Wearing protective gear can protect you from inhaling dust particles or bacteria. Your protective gear can be gloves, goggles, old clothes, and a respirator or a N-95 mask. Ultimately, you should make sure your eyes and mouth are completely covered and protected. It might be a smart idea to invest in high quality masks or goggles for this step.
Having a special pair of clothes and boots to wear when cleaning your chicken coop can save you a lot of trouble. It’s very important that you prevent your family, pets, or even yourself from coming into contact with particles of chicken manure.
Leaving particles of chicken manure around can make anyone that comes in contact with it ill. Especially if you have a cat or a dog around, as they can become ill if they eat or inhale chicken manure particles.
After cleaning, make sure you spray any chicken poop off of your shoes. It’s best to prevent the spreading of chicken manure as much as you possibly can. Take your clothes off directly after cleaning your chicken coop and put them into the wash immediately.
Keep your chicken coop cleaning clothes separate from the rest of your clothes to – again – prevent the spreading of chicken manure.
This probably goes without saying but, after you clean your coop and change your clothes, wash your hands! Washing your hands with soap and water for 30 seconds before and after can help prevent you from spreading any diseases to your chickens or yourself.
This not only applies to cleaning your chicken coop, but also to any contact you have with your chickens. A good tip in general is to wash your hands before and after feeding or touching your chicken. Keeping your hands free of any illness and disease will help everyone around you stay in good health.
Most chicken owners have chickens for the sake of being able to cook their meat and eggs. While it can be fulfilling to have your very own farm, you still need to be very careful when cooking your own eggs.
Remember to get rid of any cracked eggs. Also cook eggs and meat that have been contaminated with chicken poop thoroughly before eating. Eating a contaminated egg or meat that hasn’t been completely cooked can make you very sick.

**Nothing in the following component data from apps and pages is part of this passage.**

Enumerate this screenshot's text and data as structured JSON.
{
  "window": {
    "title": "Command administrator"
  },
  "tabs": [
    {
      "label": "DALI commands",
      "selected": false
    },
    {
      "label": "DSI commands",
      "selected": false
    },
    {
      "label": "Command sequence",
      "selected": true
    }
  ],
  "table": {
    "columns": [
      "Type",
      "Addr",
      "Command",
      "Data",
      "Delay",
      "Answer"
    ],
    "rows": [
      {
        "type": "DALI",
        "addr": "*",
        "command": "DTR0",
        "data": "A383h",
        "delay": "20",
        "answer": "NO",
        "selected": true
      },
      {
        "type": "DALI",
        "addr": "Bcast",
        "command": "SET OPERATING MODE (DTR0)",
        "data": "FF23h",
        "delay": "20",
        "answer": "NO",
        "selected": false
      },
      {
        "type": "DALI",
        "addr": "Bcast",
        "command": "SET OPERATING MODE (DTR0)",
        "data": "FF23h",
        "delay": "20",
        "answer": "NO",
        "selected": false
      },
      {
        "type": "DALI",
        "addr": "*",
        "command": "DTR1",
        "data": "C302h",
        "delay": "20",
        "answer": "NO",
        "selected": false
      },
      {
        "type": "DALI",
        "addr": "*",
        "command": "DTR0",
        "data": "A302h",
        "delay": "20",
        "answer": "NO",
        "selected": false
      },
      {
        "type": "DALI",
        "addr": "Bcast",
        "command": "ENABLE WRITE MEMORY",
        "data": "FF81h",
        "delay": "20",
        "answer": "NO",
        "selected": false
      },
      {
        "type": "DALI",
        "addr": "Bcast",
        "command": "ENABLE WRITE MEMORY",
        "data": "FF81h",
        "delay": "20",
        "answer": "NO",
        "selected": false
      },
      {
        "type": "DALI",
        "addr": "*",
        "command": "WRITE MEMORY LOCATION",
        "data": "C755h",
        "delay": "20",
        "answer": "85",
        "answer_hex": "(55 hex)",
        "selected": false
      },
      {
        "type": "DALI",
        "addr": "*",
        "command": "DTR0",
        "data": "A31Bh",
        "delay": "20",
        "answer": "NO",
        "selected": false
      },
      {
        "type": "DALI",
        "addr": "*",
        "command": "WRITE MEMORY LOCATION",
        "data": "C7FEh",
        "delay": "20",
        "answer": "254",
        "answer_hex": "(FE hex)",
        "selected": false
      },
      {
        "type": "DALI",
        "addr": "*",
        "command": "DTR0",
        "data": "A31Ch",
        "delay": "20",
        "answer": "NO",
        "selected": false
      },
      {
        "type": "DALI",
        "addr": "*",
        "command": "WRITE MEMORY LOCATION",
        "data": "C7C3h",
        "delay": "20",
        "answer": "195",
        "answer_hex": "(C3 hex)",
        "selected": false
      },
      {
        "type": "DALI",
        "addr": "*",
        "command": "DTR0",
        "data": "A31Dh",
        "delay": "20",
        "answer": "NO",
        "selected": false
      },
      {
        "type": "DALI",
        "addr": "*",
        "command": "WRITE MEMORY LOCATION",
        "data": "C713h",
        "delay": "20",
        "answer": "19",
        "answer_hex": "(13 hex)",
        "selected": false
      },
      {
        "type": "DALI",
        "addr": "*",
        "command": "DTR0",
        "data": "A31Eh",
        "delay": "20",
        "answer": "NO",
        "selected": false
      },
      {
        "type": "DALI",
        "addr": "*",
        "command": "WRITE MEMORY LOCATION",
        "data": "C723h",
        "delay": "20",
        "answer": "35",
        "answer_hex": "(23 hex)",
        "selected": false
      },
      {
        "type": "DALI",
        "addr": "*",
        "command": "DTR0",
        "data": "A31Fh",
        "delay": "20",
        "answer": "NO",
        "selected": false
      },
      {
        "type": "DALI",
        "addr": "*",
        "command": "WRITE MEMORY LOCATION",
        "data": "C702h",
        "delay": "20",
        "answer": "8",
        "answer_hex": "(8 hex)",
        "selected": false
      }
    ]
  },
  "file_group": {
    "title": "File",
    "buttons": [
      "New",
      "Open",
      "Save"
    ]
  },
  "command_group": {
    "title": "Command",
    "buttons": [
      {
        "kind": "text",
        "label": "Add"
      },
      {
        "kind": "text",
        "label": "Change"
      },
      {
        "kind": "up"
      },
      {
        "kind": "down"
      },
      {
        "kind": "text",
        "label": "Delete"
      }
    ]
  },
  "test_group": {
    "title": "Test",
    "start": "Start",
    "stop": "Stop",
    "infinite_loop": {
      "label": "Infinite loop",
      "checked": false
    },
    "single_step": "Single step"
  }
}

Sounds a little odd, huh? Chickens, like cats or dogs, can be viewed as part of the family for many chicken owners. Unfortunately, kissing your chicken, like you would a pet, can cause harm to your health.
Of people who had contracted Salmonella 13% kissed a chicken, 46% had a chicken in the house, and 49% snuggled a baby chick, according to a study done by the CDC from 1990 to 2014. So, while we love our chickens like family, it’s probably best to keep physical contact to a minimum.
Coop Cleaning Products
There are many products that assist with coop cleaning. If you’re planning to really disinfect the coop after scooping out the old litter, a natural solution of equal parts vinegar and water solution works well and won’t irritate the respiratory system of your flock.
Sprinkling some diatomaceous earth (DE) on the floor of the coop can also help smother any mites and can be used as part of the base if you use the deep litter method. When the flock decides to have a dust bath in the coop, the added DE can help control mites or other skin irritants.
In summary, while the deep litter bedding method is a convenient and easy method of keeping your chicken coop clean and odor free, you still have the possibility of becoming sick. The same can be said of doing regular clean outs, which is why you should take precautions as needed.
If you use the deep litter method in your coop and you see that it’s particularly dusty, simply wear a mask or literally wait until the dust settles. Thanks to COVID, we all likely have a few masks laying around!
Remember to wear protective gear, change your clothes and boots, fully cook your meat and eggs, and not to kiss your chickens. Keeping you and your chicken healthy is what’s most important!
We wish you the best of luck in cleaning your chicken coop and Happy ‘chickening!’